2 Reviews

erikfred July 24, 2023
I made this last night as written, with the exception of swapping in plums for the peaches. It is SO good! I remember from the video Sohla describing a mochi cake as a custard set with rice flour, and now having made this I agree that that is the perfect description. The cake has an incredible texture that is definitely chewy but also much more delicate than standard mochi. And the ring around the edge that gets extra crispy and even a little bit burnt in the caramel/fruit juices is to die for.
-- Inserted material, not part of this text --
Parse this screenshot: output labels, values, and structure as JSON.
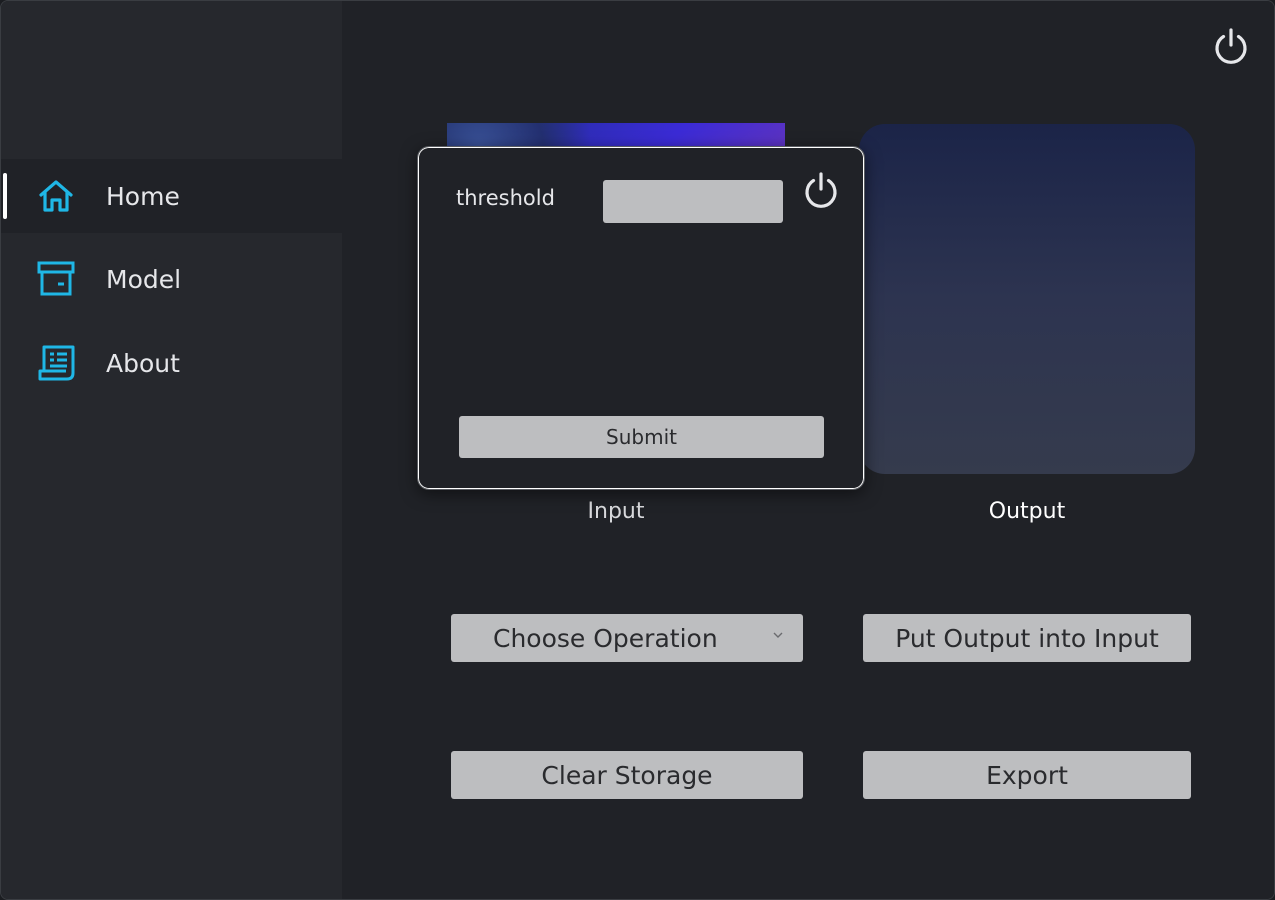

Some words of warning: this may be because I used plums, which completely disintegrated in the oven, but this was an extremely gooey and bubbly bake. Think cobbler or fruit pie. Also, the mochi batter puffs up enormously before collapsing as it cools, so plan ahead and use an oversized baking dish if you can and also use a tray or foil underneath to catch the drips. Your oven will thank you!
Natalie F. December 25, 2021
Used mangoes instead of peaches and made a "Upside-Down Mango Mochi Cake" for Christmas Eve! It was delicious!